Octavia Lady Beetles are very similar in appearance to Undulate Sigil Lady Beetles. There is very little known about the species.
Global Status: Secure
Casey, the researcher who described the Octavia Lady Beetle, capitalized “Octavia” in the description, indicating that this Lady Beetle was likely named after someone named Octavia.
Octavia Lady Beetles are between 2.2 and 2.8 mm long, and are elongate in form. They can be difficult to distinguish from Undulate Sigil Lady Beetles. Octavia Lady Beetles are typically larger and less elongate in form than Undulate Sigil Lady Beetles.
- Head: Entirely black.

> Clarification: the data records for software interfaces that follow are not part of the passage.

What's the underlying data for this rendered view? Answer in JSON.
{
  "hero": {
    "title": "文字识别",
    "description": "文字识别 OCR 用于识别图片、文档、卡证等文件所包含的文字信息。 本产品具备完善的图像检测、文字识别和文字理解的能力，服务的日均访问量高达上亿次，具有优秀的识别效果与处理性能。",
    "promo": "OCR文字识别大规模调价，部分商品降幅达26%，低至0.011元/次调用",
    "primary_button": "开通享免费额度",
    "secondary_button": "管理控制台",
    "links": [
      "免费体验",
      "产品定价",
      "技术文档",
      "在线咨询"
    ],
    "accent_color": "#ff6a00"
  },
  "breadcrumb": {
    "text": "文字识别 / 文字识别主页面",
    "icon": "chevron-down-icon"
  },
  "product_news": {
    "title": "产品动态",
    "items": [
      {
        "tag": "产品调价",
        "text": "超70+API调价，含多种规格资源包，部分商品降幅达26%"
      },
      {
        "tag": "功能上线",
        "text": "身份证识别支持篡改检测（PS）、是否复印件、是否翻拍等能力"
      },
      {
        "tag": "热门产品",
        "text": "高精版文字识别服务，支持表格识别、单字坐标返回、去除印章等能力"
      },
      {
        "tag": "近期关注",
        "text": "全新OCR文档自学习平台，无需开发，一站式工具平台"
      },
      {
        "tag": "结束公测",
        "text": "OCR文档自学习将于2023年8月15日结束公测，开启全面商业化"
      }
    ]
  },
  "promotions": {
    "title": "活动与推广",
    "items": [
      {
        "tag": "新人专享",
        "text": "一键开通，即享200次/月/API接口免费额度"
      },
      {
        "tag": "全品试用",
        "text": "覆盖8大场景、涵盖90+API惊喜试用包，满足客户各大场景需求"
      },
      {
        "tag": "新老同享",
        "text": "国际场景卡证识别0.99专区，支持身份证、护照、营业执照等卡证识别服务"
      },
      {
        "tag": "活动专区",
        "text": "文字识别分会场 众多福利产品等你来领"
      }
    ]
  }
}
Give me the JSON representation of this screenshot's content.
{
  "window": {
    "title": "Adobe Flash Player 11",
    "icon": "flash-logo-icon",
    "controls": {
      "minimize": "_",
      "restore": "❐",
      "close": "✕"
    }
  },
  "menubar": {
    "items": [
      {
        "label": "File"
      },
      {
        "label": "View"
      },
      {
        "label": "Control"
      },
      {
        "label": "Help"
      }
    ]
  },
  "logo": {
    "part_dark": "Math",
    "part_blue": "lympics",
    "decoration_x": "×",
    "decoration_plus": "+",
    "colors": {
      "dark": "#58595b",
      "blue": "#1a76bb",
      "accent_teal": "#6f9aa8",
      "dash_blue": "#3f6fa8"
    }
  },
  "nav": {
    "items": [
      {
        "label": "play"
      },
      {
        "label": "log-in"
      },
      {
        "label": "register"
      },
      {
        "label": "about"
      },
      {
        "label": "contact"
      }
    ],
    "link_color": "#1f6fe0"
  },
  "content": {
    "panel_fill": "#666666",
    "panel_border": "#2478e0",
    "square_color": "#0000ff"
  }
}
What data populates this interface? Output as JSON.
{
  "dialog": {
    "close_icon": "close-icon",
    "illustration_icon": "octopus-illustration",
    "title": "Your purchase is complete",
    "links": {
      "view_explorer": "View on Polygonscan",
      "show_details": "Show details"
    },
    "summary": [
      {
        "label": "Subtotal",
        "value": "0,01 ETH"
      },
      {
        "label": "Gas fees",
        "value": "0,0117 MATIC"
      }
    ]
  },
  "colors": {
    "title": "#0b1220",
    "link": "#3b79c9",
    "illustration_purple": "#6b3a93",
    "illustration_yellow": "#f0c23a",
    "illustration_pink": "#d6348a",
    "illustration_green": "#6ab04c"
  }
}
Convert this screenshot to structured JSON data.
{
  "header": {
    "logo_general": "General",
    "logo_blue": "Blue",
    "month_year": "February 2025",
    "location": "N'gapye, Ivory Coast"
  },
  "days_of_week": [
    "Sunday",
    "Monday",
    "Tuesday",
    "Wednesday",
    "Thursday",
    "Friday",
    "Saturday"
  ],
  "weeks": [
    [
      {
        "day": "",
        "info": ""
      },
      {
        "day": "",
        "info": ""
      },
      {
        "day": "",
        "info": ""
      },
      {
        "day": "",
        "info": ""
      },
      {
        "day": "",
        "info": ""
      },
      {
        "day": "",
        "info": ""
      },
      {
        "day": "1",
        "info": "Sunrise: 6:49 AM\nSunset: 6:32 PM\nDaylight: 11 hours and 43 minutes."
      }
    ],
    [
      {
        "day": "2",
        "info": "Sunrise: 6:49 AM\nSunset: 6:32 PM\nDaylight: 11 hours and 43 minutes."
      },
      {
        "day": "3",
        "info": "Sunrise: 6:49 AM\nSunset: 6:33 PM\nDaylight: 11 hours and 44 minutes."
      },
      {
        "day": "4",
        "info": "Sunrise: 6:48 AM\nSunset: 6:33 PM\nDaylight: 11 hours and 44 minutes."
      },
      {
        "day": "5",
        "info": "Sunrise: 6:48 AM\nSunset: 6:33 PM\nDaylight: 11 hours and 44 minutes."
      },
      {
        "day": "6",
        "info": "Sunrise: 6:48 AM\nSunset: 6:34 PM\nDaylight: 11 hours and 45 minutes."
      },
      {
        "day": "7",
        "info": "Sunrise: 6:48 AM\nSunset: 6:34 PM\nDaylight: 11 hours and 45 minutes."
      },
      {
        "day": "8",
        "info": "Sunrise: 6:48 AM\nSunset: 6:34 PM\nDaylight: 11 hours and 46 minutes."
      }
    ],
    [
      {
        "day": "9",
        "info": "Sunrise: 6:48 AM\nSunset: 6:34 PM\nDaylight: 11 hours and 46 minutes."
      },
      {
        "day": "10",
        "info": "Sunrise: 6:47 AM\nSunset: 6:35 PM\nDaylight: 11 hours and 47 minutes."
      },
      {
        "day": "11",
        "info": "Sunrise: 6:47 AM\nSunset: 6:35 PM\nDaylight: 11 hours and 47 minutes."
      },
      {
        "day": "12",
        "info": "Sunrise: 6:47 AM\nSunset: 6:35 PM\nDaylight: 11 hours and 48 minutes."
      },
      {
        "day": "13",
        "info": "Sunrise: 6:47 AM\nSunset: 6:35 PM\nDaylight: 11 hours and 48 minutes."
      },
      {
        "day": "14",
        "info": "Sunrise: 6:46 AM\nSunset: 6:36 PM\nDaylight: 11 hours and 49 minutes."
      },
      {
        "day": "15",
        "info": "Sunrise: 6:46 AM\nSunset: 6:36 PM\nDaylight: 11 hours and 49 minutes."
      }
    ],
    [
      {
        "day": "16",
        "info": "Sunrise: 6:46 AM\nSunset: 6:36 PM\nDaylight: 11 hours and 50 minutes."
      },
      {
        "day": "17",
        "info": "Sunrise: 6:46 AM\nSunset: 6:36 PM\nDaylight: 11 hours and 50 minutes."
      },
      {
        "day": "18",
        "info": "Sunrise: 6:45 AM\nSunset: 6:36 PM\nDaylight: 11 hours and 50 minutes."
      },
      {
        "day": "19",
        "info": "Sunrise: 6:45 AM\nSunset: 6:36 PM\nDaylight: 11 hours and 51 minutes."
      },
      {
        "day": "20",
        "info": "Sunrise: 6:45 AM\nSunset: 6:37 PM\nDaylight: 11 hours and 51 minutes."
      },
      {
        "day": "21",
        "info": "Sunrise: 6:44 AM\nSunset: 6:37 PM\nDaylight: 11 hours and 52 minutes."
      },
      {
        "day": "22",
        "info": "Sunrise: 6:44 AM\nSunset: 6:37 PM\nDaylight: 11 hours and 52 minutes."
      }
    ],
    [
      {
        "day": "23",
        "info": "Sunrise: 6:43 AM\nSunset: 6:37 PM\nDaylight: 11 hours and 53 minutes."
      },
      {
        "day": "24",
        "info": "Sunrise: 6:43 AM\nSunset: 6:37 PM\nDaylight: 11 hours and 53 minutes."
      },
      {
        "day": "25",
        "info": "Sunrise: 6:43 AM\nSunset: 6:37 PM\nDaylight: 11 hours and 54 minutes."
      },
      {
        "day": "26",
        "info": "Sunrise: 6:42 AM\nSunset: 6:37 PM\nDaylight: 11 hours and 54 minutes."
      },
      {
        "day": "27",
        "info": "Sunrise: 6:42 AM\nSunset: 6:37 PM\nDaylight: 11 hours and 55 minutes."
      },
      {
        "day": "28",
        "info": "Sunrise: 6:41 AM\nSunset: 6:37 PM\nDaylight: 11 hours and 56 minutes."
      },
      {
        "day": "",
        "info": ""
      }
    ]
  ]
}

- Pronotum: Black, usually with yellow to orange lateral margins (yellow to orange bands on the edge of either side of the pronotum). The margin bands are almost always thicker on the side towards the head, and sometimes appear as spots only on the anterolateral (front) of the margin. The pronotum is slightly punctured – it looks like it was lightly pricked with a pin many times.
- Elytra: The elytra (wing covers) are black overall. There are four yellow to yellow-orange spots on each elytra (eight total spots on the wing covers). On each elytra, there is one spot on the front, outer margin; one spot on the center, outer margin; one spot in the center; and one spot on the end. The elytra are also punctured.
- Legs: Yellow-orange to orange in color.
- Often confused with the Undulate Sigil Lady Beetle.
Has been found on Willow (Salix sp.). Has also been reported in meadows.
Seems to extend south to Mississippi, east to the coast, north into Quebec, and west to Minnesota and Alberta. Range may extend further, no full range map appears to be available.
Likely aphids and other small, soft-bodied insects.
You can find more information about Octavia Lady Beetles using the following links:
Visit the iNaturalist Observation Map and the Occurrence Records to find out where Octavia Lady Beetles have been seen in Vermont.